Kumar Rao and Ryan Napoli, the Bronx Defenders attorneys who came under fire for appearing in a rap video that made explicit reference to killing NYPD officers, resigned from the firm this week, the New York Post reports. Bronx Defenders Executive Director Robin Steinberg, who signed off on their participation, was suspended without pay.
On Wednesday, NYPD Commissioner Bill Bratton urged state legislators to consider increasing the penalty for resisting arrest from a misdemeanor to a felony. The change, he argued, would help New Yorkers "get around this idea that you can resist arrest. You can't." It would also give cops an easy way to turn victims of their own worst impulses into the worst class of criminal.
Famed and sexy economist Nouriel Roubini says that higher taxes on the wealthy in democracies are "unavoidable," or else there will be "severe social and political instability." Which is what every sane person has been saying, but sometimes people listen when a famed and sexy economist says these things.
New York City has 7,279 homes valued at more than $5 million, including a single Central Park West building where "206 high-value condos have a total market value of $3.1 billion." The homeless man who scammed his way into extended stays at two Manhattan luxury hotels should probably consider running for mayor.
The NYPD's carte-blanche to beat up New Yorkers without fear of serious punishment apparently applies even when they're not on duty—and their victim is a fellow public servant. The cop who's charged with tackling and pulling the hair of an MTA worker on a subway platform avoided felony charges for the December assault, and the MTA union is pissed.
In recent weeks, the White House has reaffirmed its commitment to strengthening "community policing" around the country. The U.S. Conference of Mayors has coalesced around the same theme, releasing a report days ago with recommendations for community policing measures to be adopted nationally. The suggestions for building better "relationships" and boosting "trust" are comprehensive but, for a national crisis brought on by the killing of unarmed black people, there's one thing conspicuously absent from the public policy solutions: the acknowledgement of racism.
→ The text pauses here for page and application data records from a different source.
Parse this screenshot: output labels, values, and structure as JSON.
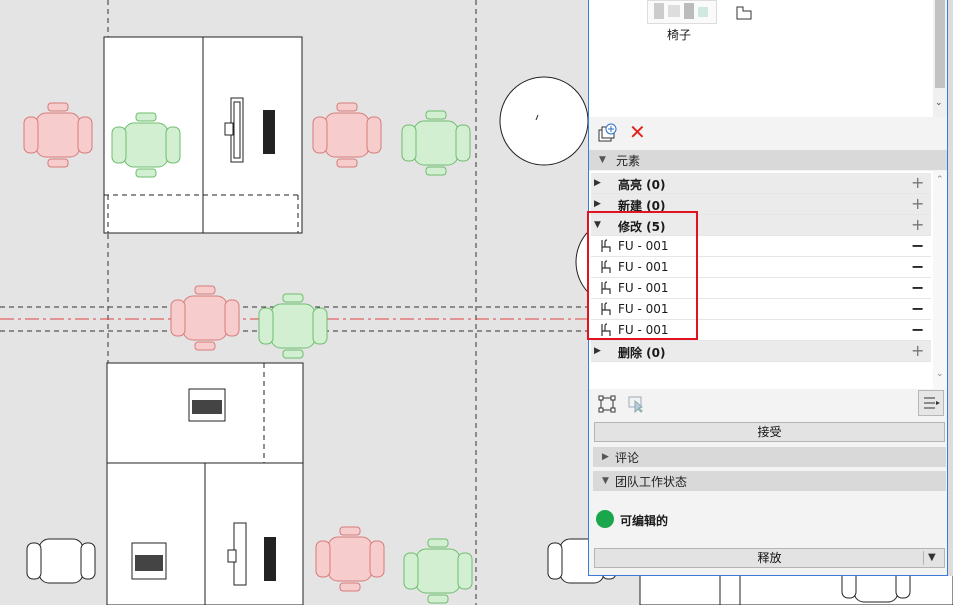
{
  "library": {
    "thumb_label": "椅子"
  },
  "toolbar": {
    "add_icon": "add-layer-icon",
    "delete_icon": "close-icon"
  },
  "elements_section": {
    "title": "元素",
    "groups": [
      {
        "label": "高亮 (0)",
        "expanded": false,
        "action": "+"
      },
      {
        "label": "新建 (0)",
        "expanded": false,
        "action": "+"
      },
      {
        "label": "修改 (5)",
        "expanded": true,
        "action": "+"
      },
      {
        "label": "删除 (0)",
        "expanded": false,
        "action": "+"
      }
    ],
    "modified_items": [
      {
        "label": "FU - 001",
        "action": "−"
      },
      {
        "label": "FU - 001",
        "action": "−"
      },
      {
        "label": "FU - 001",
        "action": "−"
      },
      {
        "label": "FU - 001",
        "action": "−"
      },
      {
        "label": "FU - 001",
        "action": "−"
      }
    ]
  },
  "accept_button": "接受",
  "comments_section": {
    "title": "评论"
  },
  "team_section": {
    "title": "团队工作状态",
    "status_label": "可编辑的",
    "status_color": "#1aa64b",
    "release_button": "释放"
  },
  "colors": {
    "highlight_box": "#e0141e",
    "panel_border": "#3a7bd5",
    "chair_red": "#f5c9c9",
    "chair_green": "#cdebcd"
  }
}
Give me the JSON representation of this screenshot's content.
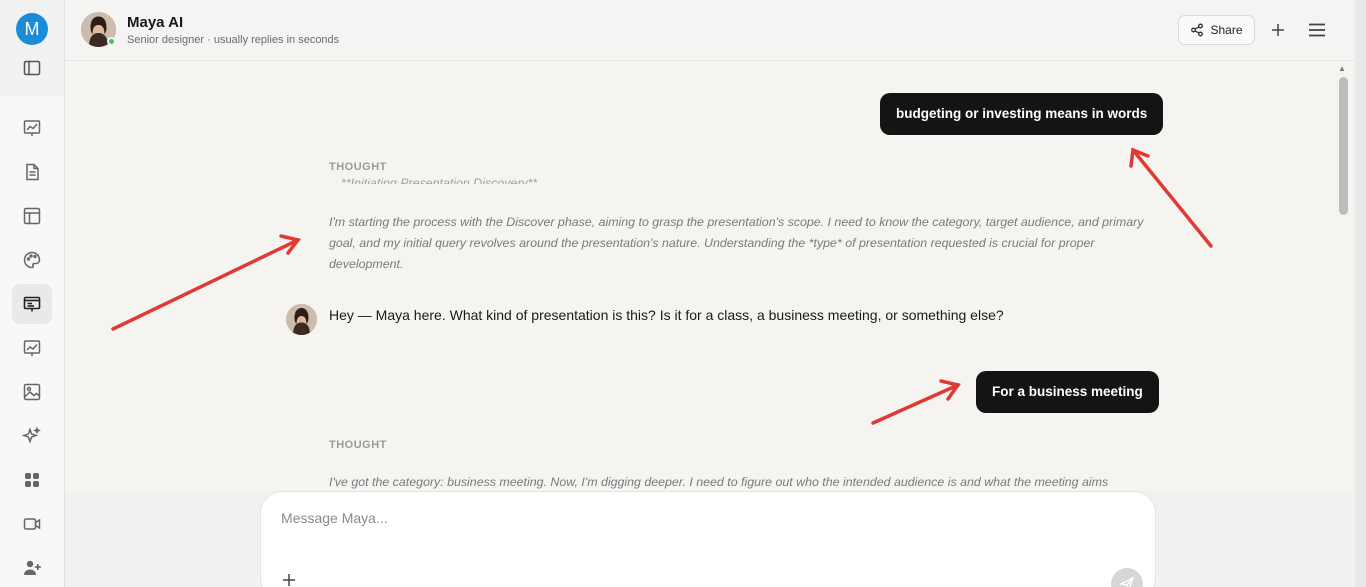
{
  "sidebar": {
    "user_initial": "M",
    "icons": [
      "sidebar-toggle-icon",
      "chart-icon",
      "document-icon",
      "layout-icon",
      "palette-icon",
      "presentation-icon",
      "trending-icon",
      "image-icon",
      "sparkles-icon",
      "apps-icon",
      "video-icon",
      "add-user-icon"
    ]
  },
  "header": {
    "title": "Maya AI",
    "subtitle": "Senior designer · usually replies in seconds",
    "share_label": "Share"
  },
  "chat": {
    "user_message_1": "budgeting or investing means in words",
    "thought_label_1": "THOUGHT",
    "thought_heading_cut": "**Initiating Presentation Discovery**",
    "thought_text_1": "I'm starting the process with the Discover phase, aiming to grasp the presentation's scope. I need to know the category, target audience, and primary goal, and my initial query revolves around the presentation's nature. Understanding the *type* of presentation requested is crucial for proper development.",
    "bot_message_1": "Hey — Maya here. What kind of presentation is this? Is it for a class, a business meeting, or something else?",
    "user_message_2": "For a business meeting",
    "thought_label_2": "THOUGHT",
    "thought_text_2": "I've got the category: business meeting. Now, I'm digging deeper. I need to figure out who the intended audience is and what the meeting aims"
  },
  "composer": {
    "placeholder": "Message Maya..."
  },
  "colors": {
    "accent_avatar": "#1a8cd8",
    "bubble_bg": "#141414",
    "annotation_arrow": "#e03a33",
    "online_dot": "#3ec46d"
  }
}
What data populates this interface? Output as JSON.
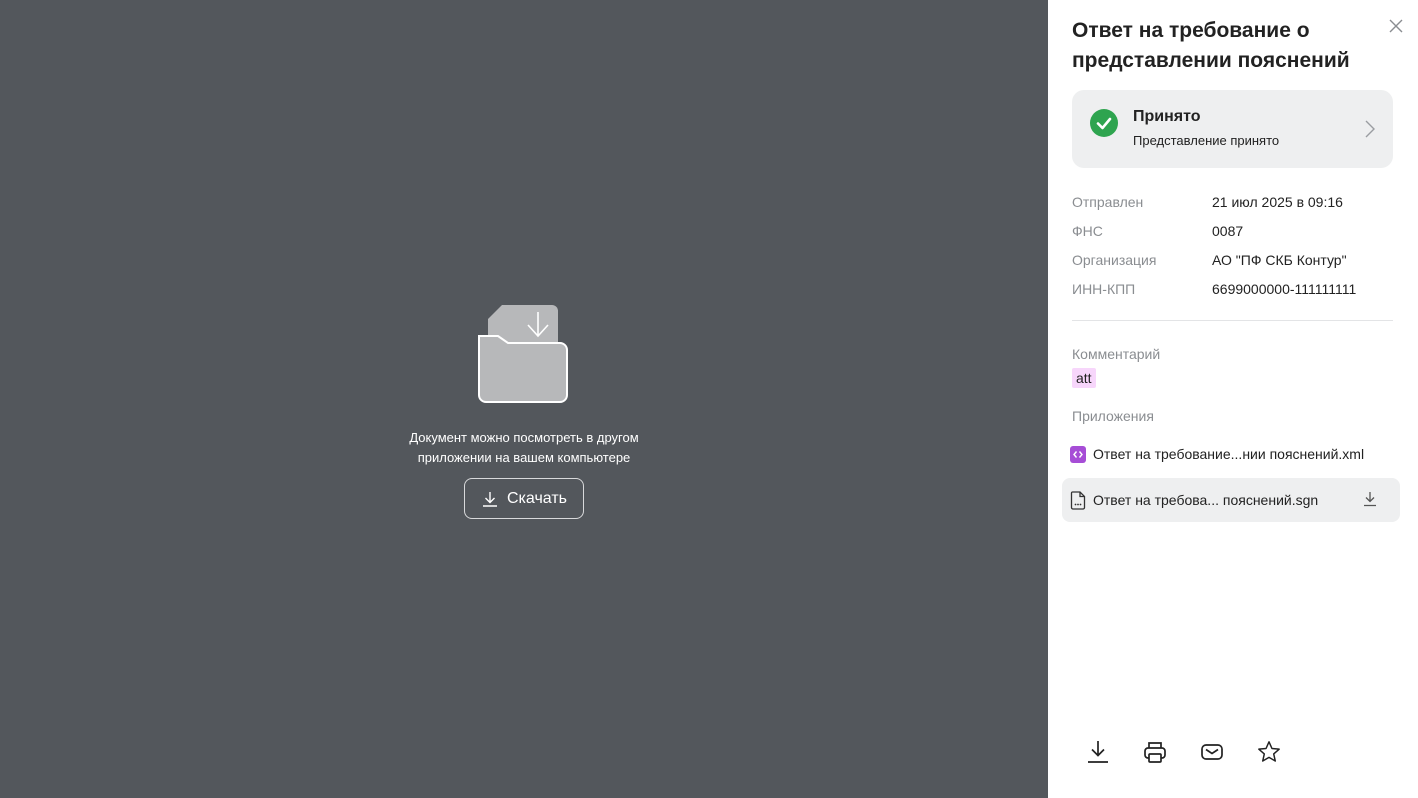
{
  "preview": {
    "message_line1": "Документ можно посмотреть в другом",
    "message_line2": "приложении на вашем компьютере",
    "download_label": "Скачать",
    "background": "#53575c"
  },
  "panel": {
    "title": "Ответ на требование о представлении пояснений",
    "status": {
      "title": "Принято",
      "subtitle": "Представление принято",
      "color": "#2ea44f"
    },
    "info": [
      {
        "key": "Отправлен",
        "value": "21 июл 2025 в 09:16"
      },
      {
        "key": "ФНС",
        "value": "0087"
      },
      {
        "key": "Организация",
        "value": "АО \"ПФ СКБ Контур\""
      },
      {
        "key": "ИНН-КПП",
        "value": "6699000000-111111111"
      }
    ],
    "comment_label": "Комментарий",
    "comment_value": "att",
    "attachments_label": "Приложения",
    "attachments": [
      {
        "name": "Ответ на требование...нии пояснений.xml",
        "icon": "xml-file-icon"
      },
      {
        "name": "Ответ на требова... пояснений.sgn",
        "icon": "document-icon"
      }
    ],
    "toolbar": [
      "download-icon",
      "print-icon",
      "mail-icon",
      "star-icon"
    ]
  }
}
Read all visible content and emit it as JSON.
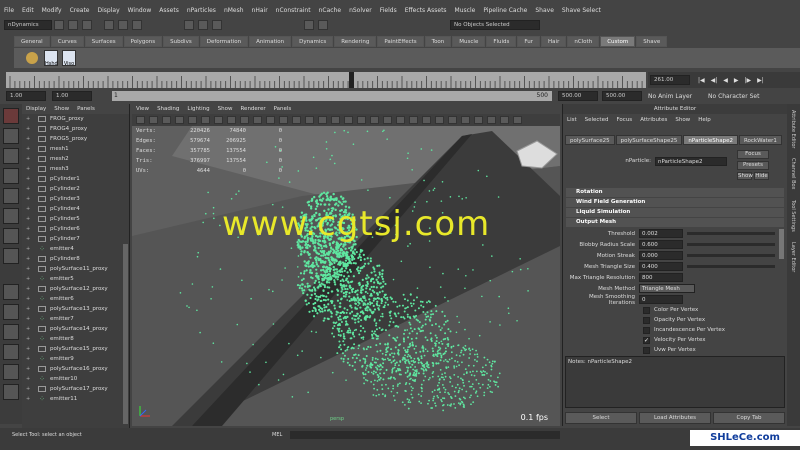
{
  "menubar": [
    "File",
    "Edit",
    "Modify",
    "Create",
    "Display",
    "Window",
    "Assets",
    "nParticles",
    "nMesh",
    "nHair",
    "nConstraint",
    "nCache",
    "nSolver",
    "Fields",
    "Effects Assets",
    "Muscle",
    "Pipeline Cache",
    "Shave",
    "Shave Select"
  ],
  "module": "nDynamics",
  "statusline": {
    "no_objects": "No Objects Selected"
  },
  "shelf_tabs": [
    "General",
    "Curves",
    "Surfaces",
    "Polygons",
    "Subdivs",
    "Deformation",
    "Animation",
    "Dynamics",
    "Rendering",
    "PaintEffects",
    "Toon",
    "Muscle",
    "Fluids",
    "Fur",
    "Hair",
    "nCloth",
    "Custom",
    "Shave"
  ],
  "shelf_active": "Custom",
  "shelf_buttons": [
    "Hshd",
    "Viso"
  ],
  "timeline": {
    "end_label": "261.00"
  },
  "range": {
    "start": "1.00",
    "start2": "1.00",
    "current": "1",
    "end_marker": "500",
    "end": "500.00",
    "end2": "500.00",
    "anim_layer": "No Anim Layer",
    "character": "No Character Set"
  },
  "outliner": {
    "menu": [
      "Display",
      "Show",
      "Panels"
    ],
    "items": [
      {
        "name": "FROG_proxy",
        "type": "mesh"
      },
      {
        "name": "FROG4_proxy",
        "type": "mesh"
      },
      {
        "name": "FROG5_proxy",
        "type": "mesh"
      },
      {
        "name": "mesh1",
        "type": "mesh"
      },
      {
        "name": "mesh2",
        "type": "mesh"
      },
      {
        "name": "mesh3",
        "type": "mesh"
      },
      {
        "name": "pCylinder1",
        "type": "mesh"
      },
      {
        "name": "pCylinder2",
        "type": "mesh"
      },
      {
        "name": "pCylinder3",
        "type": "mesh"
      },
      {
        "name": "pCylinder4",
        "type": "mesh"
      },
      {
        "name": "pCylinder5",
        "type": "mesh"
      },
      {
        "name": "pCylinder6",
        "type": "mesh"
      },
      {
        "name": "pCylinder7",
        "type": "mesh"
      },
      {
        "name": "emitter4",
        "type": "particle"
      },
      {
        "name": "pCylinder8",
        "type": "mesh"
      },
      {
        "name": "polySurface11_proxy",
        "type": "mesh"
      },
      {
        "name": "emitter5",
        "type": "particle"
      },
      {
        "name": "polySurface12_proxy",
        "type": "mesh"
      },
      {
        "name": "emitter6",
        "type": "particle"
      },
      {
        "name": "polySurface13_proxy",
        "type": "mesh"
      },
      {
        "name": "emitter7",
        "type": "particle"
      },
      {
        "name": "polySurface14_proxy",
        "type": "mesh"
      },
      {
        "name": "emitter8",
        "type": "particle"
      },
      {
        "name": "polySurface15_proxy",
        "type": "mesh"
      },
      {
        "name": "emitter9",
        "type": "particle"
      },
      {
        "name": "polySurface16_proxy",
        "type": "mesh"
      },
      {
        "name": "emitter10",
        "type": "particle"
      },
      {
        "name": "polySurface17_proxy",
        "type": "mesh"
      },
      {
        "name": "emitter11",
        "type": "particle"
      }
    ]
  },
  "viewport": {
    "menu": [
      "View",
      "Shading",
      "Lighting",
      "Show",
      "Renderer",
      "Panels"
    ],
    "hud": [
      {
        "k": "Verts:",
        "a": "220426",
        "b": "74840",
        "c": "0"
      },
      {
        "k": "Edges:",
        "a": "579674",
        "b": "206925",
        "c": "0"
      },
      {
        "k": "Faces:",
        "a": "357785",
        "b": "137554",
        "c": "0"
      },
      {
        "k": "Tris:",
        "a": "376997",
        "b": "137554",
        "c": "0"
      },
      {
        "k": "UVs:",
        "a": "4644",
        "b": "0",
        "c": "0"
      }
    ],
    "fps": "0.1 fps",
    "camera": "persp",
    "watermark": "www.cgtsj.com"
  },
  "attr": {
    "title": "Attribute Editor",
    "menu": [
      "List",
      "Selected",
      "Focus",
      "Attributes",
      "Show",
      "Help"
    ],
    "tabs": [
      "polySurface25",
      "polySurfaceShape25",
      "nParticleShape2",
      "RockWater1"
    ],
    "active_tab": "nParticleShape2",
    "node_label": "nParticle:",
    "node_value": "nParticleShape2",
    "focus": "Focus",
    "presets": "Presets",
    "show": "Show",
    "hide": "Hide",
    "sections": [
      "Rotation",
      "Wind Field Generation",
      "Liquid Simulation",
      "Output Mesh"
    ],
    "fields": [
      {
        "label": "Threshold",
        "value": "0.002"
      },
      {
        "label": "Blobby Radius Scale",
        "value": "0.600"
      },
      {
        "label": "Motion Streak",
        "value": "0.000"
      },
      {
        "label": "Mesh Triangle Size",
        "value": "0.400"
      },
      {
        "label": "Max Triangle Resolution",
        "value": "800"
      },
      {
        "label": "Mesh Method",
        "value": "Triangle Mesh"
      },
      {
        "label": "Mesh Smoothing Iterations",
        "value": "0"
      }
    ],
    "checks": [
      {
        "label": "Color Per Vertex",
        "checked": ""
      },
      {
        "label": "Opacity Per Vertex",
        "checked": ""
      },
      {
        "label": "Incandescence Per Vertex",
        "checked": ""
      },
      {
        "label": "Velocity Per Vertex",
        "checked": "✓"
      },
      {
        "label": "Uvw Per Vertex",
        "checked": ""
      }
    ],
    "notes": "Notes: nParticleShape2",
    "buttons": [
      "Select",
      "Load Attributes",
      "Copy Tab"
    ]
  },
  "right_tabs": [
    "Attribute Editor",
    "Channel Box",
    "Tool Settings",
    "Layer Editor"
  ],
  "status": {
    "help": "Select Tool: select an object",
    "mel": "MEL"
  },
  "logo": "SHLeCe.com"
}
Recently, a group of attorneys with the nonprofit law firm Bronx Defenders made the monumentally poor decision to involve themselves in a music video for a song that mentions killing cops. They'll almost certainly be punished for it—they may even lose their jobs—but that isn't enough for Patrick Lynch, the police union's unhinged president, who'd like to see the entire firm shut down.
Surveillance footage from Vanguard Middle School in Baltimore shows a school police officer beating a 13-year-old girl with a baton during a scuffle involving two other students in October. All three girls were hospitalized with injuries they sustained from the officer, local NBC outlet WBAL reports.
Andre Perry is 32 years old. He's a commercial photographer, lives in Brooklyn, and loves fashion. He's also black. A month ago, Perry was stopped at a subway station by an undercover officer with the New York City Police Department. He was interrogated about his two-finger ring, arrested, and charged with possession of a deadly weapon—"metal knuckles."